An open discussion question for polite musings.
Currently, 5e D&D has full casters (i.e., wizard, bard, druid, cleric, sorcerer), half-casters (i.e., artificer, paladin, ranger), and even 1/3 or one-third (e.g., Eldritch Knight, Arcane Trickster, etc.). Absent within this quarter-based schema is a 3/4 or three-quarters caster. Is there a reason that 5e either chose not to design a 3/4 caster and is there room in the game for such a progression? Furthermore, would any of the existing classes have been better off as 3/4 casters than their current spell progressions?
So here's how I approach the issue- we have 13 classes.
Of those, five (more than 1/3) of them are full casters. Wizard, Bard, Druid, Cleric, Sorcerer.
Another three are 1/2 casters. Artificer, Paladin, Ranger.
Another one uses a different mechanism, but is arguably a fully caster. Warlock.
So 9/13 classes (70%) are already brimming with spells.
The four remaining classes are Barbarian, Fighter, Rogue, and Monk. Those already have two options for 1/3 casters.

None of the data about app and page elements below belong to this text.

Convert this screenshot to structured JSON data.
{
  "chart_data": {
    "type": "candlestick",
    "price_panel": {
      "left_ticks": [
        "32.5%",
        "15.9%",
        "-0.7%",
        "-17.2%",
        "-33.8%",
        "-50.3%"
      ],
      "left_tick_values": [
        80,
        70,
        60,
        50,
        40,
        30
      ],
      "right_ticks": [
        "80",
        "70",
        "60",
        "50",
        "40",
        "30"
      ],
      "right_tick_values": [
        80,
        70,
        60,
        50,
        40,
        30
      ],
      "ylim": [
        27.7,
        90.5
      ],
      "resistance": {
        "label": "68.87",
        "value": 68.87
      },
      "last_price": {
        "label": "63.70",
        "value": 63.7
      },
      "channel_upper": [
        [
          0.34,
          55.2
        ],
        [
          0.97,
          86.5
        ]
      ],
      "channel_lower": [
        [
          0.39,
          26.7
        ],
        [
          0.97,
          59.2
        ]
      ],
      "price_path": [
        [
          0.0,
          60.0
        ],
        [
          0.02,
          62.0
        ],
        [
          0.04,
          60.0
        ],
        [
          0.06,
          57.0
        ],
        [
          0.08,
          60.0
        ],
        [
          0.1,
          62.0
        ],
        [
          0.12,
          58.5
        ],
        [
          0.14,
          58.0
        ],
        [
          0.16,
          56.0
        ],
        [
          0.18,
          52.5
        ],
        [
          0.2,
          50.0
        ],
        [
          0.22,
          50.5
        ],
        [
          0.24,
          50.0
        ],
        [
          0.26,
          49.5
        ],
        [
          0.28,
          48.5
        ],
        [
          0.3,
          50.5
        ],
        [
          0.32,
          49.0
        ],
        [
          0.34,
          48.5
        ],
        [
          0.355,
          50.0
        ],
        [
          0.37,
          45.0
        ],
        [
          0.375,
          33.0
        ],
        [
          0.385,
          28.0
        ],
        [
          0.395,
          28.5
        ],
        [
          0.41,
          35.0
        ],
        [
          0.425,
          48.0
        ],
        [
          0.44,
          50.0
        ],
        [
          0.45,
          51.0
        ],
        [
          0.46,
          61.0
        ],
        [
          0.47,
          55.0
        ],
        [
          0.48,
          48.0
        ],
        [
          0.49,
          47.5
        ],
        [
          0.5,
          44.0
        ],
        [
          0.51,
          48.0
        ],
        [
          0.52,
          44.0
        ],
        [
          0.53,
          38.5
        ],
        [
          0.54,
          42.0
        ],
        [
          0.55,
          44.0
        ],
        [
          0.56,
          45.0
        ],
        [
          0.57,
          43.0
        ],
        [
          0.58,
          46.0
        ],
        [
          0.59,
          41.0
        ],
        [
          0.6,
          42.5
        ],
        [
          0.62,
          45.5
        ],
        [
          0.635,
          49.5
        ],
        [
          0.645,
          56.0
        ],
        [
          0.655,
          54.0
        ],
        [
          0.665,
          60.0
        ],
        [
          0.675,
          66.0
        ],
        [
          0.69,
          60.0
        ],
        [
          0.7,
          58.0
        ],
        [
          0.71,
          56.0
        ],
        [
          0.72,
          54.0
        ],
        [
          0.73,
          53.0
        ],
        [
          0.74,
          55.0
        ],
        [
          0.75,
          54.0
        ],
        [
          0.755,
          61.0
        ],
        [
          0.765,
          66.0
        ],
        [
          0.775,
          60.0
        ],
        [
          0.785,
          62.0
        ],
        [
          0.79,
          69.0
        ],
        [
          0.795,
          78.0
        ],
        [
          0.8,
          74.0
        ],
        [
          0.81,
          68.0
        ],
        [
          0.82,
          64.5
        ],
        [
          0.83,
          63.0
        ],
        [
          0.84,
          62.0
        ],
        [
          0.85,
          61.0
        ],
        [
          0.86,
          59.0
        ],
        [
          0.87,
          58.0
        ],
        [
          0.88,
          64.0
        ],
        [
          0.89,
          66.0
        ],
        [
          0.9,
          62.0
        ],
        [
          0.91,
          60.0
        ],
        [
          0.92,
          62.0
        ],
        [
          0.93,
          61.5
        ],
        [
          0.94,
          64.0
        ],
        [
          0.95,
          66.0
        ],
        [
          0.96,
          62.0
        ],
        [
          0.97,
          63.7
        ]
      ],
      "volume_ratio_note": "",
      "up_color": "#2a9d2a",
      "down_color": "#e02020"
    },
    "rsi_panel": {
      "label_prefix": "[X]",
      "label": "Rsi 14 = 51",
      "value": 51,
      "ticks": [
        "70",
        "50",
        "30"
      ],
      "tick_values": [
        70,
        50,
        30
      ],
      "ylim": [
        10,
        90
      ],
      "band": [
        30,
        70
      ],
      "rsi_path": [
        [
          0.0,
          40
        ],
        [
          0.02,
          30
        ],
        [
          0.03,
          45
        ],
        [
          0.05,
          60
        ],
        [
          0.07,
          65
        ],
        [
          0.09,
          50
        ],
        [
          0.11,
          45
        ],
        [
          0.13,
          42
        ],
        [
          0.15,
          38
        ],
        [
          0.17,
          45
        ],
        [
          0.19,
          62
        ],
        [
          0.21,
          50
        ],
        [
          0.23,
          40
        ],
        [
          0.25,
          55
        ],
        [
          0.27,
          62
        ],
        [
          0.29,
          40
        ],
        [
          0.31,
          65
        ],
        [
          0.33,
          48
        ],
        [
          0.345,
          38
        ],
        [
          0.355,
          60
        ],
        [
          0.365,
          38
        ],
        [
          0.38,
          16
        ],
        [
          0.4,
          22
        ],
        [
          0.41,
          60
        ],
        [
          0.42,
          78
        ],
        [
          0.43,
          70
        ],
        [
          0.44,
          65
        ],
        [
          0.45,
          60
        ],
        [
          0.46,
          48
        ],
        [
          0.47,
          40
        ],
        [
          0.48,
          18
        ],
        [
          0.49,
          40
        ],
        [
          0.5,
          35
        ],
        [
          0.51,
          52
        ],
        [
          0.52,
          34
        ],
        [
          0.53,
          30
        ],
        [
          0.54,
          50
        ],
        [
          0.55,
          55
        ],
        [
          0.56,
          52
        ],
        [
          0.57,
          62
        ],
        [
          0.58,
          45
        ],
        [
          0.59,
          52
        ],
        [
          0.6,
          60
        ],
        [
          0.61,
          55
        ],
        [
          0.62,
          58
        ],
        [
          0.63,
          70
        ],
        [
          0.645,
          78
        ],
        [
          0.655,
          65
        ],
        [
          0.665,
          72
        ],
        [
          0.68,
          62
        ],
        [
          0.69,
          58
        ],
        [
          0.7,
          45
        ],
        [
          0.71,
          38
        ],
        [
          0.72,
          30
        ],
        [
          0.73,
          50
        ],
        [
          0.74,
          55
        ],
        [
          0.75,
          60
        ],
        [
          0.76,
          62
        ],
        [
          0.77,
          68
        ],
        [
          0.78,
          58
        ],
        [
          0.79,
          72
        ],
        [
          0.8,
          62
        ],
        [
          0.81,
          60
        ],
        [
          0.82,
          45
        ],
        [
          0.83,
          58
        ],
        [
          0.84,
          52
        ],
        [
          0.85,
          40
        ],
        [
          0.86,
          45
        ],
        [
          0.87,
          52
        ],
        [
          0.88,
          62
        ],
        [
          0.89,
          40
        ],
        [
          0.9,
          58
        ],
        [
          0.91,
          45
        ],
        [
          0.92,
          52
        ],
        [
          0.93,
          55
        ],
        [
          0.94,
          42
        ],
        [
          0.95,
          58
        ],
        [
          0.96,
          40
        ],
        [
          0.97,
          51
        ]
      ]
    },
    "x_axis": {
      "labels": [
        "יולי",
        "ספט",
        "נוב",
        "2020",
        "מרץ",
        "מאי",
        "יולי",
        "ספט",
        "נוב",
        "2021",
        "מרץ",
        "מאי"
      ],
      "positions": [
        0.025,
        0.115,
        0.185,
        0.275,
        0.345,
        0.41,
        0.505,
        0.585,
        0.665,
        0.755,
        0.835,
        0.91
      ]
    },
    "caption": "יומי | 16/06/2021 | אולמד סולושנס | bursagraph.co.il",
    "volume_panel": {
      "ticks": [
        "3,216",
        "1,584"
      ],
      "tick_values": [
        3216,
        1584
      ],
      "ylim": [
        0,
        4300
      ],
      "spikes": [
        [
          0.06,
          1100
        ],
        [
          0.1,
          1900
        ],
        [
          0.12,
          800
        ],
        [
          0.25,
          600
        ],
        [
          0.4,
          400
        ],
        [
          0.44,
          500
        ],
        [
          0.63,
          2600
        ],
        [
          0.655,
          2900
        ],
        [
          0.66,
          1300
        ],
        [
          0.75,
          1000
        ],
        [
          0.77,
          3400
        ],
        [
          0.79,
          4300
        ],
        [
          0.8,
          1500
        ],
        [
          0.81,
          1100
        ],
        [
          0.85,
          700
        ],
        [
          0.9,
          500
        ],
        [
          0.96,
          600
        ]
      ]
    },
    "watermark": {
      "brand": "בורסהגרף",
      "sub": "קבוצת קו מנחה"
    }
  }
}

Maybe more depending on how you classify some of the Monk subclasses.
In short, the issue isn't the dearth of design space for casters; it's the absence of real non-caster options.
Now, let's put that aside. Assume you want more spellcasters and more variety of ... bewitching? Enspelling? Blasting? Anyway, this is the issue you come up with-
The design space between half-caster and full caster is already very limited. I would say that while there is sufficient differentiation between half-casting (in terms of spell slots and maximum spell level) to be worth it, the difference between a full and a 3/4 (or 2/3) caster just isn't there in 5e because there aren't enough tradeoffs elsewhere.
So, I would look at this in a slightly different way; in order to introduce differentiation, I would not have 3/4 casters. Instead, I would promote variety through one of two methods:
A. Completely differentiated spell lists. The primary issue of "samey-ness" between spellcasters is largely due to overlapping spell lists. If you want spellcaster to be different, you need to more strictly patrol the boundaries of their spell lists (but this is often unpopular with players).
B. Mechanics. The simplest way to make the spellcasters play differently is to change them up mechanically. The two best examples of this are the Paladin and the Warlock. The Paladin does this in the simplest way possible- by using spell slots to power a different ability (smite). For many players, Paladins seem more martial than half-castery because they are using their spellslots for a specified purpose, not to cast spells. The more involved method is to create classes like the Warlock, which have different underlying mechanics that allow for differentiation.